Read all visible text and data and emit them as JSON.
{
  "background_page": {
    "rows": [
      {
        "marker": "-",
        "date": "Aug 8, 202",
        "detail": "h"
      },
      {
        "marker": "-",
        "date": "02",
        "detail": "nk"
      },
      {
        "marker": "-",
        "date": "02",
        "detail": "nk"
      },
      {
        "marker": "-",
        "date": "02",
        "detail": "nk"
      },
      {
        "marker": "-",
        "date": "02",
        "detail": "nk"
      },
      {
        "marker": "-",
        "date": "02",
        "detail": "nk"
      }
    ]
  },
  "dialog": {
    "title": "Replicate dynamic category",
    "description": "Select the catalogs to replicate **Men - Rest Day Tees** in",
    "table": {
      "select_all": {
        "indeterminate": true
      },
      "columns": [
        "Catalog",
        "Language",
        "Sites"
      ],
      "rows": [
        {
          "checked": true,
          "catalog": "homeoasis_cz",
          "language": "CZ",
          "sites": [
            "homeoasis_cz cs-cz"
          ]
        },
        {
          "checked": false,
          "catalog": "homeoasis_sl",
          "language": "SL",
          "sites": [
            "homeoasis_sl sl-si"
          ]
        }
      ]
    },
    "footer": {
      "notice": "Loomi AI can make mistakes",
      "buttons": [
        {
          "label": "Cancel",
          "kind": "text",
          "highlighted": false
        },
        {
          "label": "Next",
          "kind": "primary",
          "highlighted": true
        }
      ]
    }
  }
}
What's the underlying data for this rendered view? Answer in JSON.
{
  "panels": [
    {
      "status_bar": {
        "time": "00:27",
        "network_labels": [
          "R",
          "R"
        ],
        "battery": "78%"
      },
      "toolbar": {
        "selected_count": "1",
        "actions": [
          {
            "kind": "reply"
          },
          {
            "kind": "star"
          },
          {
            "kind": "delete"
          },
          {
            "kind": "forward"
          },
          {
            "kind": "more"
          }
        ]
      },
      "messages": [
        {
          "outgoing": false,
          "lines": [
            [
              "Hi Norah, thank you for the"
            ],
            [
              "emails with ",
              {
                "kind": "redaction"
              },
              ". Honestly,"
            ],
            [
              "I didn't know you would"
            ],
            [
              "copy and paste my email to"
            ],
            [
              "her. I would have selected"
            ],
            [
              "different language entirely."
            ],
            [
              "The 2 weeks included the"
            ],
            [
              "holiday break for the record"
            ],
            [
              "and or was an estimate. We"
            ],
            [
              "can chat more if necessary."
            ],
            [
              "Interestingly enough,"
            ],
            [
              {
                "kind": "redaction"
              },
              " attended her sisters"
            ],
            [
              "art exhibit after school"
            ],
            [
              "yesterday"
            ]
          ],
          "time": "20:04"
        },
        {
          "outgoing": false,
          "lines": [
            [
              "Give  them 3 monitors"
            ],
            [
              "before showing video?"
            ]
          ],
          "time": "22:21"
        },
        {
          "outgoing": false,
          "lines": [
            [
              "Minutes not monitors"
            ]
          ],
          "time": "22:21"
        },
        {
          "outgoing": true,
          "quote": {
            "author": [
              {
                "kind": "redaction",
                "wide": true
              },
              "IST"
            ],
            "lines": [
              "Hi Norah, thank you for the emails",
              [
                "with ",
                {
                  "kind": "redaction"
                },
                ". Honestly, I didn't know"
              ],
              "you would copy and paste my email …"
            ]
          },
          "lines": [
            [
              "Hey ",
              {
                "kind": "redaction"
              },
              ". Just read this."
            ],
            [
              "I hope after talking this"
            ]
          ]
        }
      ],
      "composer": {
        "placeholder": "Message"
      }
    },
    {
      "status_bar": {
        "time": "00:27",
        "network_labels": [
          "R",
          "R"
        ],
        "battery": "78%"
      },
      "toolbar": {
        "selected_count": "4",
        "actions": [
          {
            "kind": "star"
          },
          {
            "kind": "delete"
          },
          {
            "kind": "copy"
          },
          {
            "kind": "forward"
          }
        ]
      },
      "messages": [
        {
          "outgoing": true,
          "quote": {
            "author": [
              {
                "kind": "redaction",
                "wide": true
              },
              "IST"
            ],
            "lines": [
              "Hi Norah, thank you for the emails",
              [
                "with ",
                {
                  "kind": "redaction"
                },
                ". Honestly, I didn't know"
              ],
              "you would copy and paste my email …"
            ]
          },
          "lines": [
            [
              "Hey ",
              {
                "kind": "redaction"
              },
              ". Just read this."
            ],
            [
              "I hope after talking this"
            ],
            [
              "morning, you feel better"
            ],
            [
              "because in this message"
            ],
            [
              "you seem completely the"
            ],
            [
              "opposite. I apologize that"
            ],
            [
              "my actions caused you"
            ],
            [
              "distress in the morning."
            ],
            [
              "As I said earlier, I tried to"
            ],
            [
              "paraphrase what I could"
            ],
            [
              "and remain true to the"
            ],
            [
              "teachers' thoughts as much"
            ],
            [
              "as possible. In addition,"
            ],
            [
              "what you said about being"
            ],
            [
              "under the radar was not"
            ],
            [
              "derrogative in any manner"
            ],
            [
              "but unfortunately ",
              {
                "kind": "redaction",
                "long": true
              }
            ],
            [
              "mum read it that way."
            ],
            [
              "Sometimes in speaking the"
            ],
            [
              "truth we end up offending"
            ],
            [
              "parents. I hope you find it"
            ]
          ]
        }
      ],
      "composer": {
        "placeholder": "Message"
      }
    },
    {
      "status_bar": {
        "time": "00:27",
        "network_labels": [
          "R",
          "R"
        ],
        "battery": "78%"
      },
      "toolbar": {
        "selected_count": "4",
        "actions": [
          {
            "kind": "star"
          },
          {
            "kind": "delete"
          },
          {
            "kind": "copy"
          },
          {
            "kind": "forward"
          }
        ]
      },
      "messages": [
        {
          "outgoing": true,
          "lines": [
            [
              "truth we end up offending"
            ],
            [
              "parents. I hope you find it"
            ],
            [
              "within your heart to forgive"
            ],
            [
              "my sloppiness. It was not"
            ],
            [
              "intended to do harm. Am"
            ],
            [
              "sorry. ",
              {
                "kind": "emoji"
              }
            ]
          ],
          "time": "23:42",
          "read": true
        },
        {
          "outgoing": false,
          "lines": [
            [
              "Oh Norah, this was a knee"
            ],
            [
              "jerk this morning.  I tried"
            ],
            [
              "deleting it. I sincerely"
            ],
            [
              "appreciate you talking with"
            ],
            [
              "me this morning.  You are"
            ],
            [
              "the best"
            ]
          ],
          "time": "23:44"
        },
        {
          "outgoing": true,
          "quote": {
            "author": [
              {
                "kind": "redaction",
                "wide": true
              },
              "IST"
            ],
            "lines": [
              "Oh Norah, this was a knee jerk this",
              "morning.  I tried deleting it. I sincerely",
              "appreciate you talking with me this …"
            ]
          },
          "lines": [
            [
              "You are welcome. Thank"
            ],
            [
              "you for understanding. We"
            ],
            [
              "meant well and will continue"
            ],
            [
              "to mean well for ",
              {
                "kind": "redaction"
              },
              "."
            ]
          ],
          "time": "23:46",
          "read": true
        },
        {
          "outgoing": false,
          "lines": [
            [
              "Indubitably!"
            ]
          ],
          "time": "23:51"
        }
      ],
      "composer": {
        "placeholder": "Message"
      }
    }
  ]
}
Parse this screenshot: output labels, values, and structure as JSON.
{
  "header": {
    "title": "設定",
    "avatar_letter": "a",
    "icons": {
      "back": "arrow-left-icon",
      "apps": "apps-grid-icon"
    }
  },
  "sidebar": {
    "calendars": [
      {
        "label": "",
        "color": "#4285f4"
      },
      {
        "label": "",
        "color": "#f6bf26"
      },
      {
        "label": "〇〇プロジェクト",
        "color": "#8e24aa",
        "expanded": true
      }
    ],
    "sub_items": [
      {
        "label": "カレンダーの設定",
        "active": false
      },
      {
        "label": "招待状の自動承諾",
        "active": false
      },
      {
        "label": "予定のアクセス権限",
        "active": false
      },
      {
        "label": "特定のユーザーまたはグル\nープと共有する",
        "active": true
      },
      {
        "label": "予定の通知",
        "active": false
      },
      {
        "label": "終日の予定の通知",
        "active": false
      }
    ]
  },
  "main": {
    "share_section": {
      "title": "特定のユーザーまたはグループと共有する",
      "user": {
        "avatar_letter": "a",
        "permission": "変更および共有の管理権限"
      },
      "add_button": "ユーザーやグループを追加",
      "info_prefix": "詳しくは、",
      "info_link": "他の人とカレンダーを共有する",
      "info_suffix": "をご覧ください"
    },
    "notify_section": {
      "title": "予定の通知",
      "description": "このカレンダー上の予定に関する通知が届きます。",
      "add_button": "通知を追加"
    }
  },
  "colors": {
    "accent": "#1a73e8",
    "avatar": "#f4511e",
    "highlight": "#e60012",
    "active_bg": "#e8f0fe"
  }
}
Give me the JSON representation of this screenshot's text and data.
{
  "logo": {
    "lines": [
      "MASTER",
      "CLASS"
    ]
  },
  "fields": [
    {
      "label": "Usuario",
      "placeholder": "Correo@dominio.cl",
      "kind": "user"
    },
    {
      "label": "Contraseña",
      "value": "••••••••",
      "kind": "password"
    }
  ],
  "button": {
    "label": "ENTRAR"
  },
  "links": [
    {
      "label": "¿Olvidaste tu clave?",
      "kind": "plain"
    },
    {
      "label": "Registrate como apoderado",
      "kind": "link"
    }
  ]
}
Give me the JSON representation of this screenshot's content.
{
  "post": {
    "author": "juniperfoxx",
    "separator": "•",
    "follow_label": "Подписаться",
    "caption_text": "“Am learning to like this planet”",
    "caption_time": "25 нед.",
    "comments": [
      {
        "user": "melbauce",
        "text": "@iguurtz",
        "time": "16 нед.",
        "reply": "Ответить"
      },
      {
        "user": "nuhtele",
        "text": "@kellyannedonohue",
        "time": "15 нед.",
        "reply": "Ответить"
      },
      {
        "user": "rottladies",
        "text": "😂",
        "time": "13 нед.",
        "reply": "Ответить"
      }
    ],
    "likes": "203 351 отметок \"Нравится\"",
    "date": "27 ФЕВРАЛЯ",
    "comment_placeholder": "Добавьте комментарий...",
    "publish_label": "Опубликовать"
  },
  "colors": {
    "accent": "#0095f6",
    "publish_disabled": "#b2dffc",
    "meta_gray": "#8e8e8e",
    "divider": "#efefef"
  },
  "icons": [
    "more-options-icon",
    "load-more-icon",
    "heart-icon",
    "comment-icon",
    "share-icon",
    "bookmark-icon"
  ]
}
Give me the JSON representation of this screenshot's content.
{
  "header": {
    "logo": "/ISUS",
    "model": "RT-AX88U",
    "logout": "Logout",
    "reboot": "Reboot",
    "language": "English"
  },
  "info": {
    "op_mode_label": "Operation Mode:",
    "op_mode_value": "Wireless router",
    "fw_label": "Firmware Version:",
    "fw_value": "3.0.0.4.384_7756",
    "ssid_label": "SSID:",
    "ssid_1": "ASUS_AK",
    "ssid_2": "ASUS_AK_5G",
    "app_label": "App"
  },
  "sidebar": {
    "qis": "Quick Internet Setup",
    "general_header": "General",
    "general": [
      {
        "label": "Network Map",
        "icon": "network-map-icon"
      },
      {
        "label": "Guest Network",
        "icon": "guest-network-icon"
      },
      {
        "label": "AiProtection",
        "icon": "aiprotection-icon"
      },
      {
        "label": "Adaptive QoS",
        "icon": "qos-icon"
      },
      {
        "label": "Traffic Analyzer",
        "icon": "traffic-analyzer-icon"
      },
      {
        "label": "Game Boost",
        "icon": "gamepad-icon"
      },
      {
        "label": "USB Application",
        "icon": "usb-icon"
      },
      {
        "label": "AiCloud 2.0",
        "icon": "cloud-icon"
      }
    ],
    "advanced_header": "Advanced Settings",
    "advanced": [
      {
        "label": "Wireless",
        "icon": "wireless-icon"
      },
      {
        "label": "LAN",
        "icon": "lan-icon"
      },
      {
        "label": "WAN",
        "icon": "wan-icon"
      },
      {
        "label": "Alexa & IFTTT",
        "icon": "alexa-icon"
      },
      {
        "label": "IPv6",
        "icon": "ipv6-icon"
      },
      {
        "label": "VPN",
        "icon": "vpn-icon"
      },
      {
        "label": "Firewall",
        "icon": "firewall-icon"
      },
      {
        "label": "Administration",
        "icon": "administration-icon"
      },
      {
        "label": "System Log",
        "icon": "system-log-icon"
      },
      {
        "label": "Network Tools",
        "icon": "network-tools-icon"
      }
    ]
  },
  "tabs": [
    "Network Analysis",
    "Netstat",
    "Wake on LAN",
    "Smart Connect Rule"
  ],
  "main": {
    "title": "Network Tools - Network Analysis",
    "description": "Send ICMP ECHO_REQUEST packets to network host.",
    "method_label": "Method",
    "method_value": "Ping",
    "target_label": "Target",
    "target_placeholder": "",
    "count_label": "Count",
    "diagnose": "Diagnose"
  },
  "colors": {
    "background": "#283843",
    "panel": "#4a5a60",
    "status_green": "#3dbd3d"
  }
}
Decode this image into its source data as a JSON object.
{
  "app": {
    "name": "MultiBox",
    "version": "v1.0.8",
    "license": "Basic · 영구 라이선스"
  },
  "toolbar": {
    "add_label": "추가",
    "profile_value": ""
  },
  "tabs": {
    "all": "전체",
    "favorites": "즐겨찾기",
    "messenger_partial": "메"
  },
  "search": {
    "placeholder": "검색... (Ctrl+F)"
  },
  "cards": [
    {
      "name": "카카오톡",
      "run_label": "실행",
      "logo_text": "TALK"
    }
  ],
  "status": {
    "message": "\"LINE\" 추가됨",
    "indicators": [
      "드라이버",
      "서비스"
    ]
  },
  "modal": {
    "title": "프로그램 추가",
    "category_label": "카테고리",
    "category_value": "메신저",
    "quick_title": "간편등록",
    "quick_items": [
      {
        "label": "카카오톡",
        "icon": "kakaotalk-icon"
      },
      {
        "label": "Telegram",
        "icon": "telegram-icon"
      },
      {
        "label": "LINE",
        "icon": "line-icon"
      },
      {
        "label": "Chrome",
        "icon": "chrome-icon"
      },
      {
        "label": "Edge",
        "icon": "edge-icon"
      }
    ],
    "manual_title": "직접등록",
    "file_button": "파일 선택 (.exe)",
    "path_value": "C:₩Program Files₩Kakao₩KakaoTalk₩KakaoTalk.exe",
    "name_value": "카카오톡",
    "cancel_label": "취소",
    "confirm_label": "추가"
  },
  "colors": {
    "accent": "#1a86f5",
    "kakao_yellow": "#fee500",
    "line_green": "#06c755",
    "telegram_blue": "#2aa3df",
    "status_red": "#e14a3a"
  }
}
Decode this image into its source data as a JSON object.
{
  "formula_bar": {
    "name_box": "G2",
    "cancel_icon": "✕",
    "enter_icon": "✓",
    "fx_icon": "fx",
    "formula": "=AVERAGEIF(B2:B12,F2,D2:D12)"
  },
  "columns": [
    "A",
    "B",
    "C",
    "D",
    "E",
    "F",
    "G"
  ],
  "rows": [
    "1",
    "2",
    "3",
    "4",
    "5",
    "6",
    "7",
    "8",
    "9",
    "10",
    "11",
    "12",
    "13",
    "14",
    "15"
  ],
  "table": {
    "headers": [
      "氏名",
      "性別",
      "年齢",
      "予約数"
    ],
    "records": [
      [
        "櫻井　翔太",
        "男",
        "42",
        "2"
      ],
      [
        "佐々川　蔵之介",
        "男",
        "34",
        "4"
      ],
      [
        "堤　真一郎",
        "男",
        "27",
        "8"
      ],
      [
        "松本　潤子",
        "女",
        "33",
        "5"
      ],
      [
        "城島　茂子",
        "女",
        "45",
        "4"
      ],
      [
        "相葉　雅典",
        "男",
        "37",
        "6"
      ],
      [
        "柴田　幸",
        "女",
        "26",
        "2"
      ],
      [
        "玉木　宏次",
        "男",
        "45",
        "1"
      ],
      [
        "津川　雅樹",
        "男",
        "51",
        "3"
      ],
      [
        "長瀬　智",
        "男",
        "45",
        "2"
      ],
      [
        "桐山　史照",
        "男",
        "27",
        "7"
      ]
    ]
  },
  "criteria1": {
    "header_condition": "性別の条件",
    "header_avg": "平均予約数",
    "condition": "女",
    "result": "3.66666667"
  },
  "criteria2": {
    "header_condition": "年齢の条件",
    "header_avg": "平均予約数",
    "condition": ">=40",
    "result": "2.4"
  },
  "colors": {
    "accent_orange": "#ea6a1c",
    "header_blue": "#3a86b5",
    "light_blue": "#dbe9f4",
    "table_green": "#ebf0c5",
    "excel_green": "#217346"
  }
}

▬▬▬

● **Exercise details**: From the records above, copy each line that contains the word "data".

● **Exercise response**:
Read all visible text and data and emit them as JSON.
What's the underlying data for this rendered view? Answer in JSON.
Give me the JSON representation of this screenshot's text and data.
Decode this image into its source data as a JSON object.
Decode this image into its source data as a JSON object.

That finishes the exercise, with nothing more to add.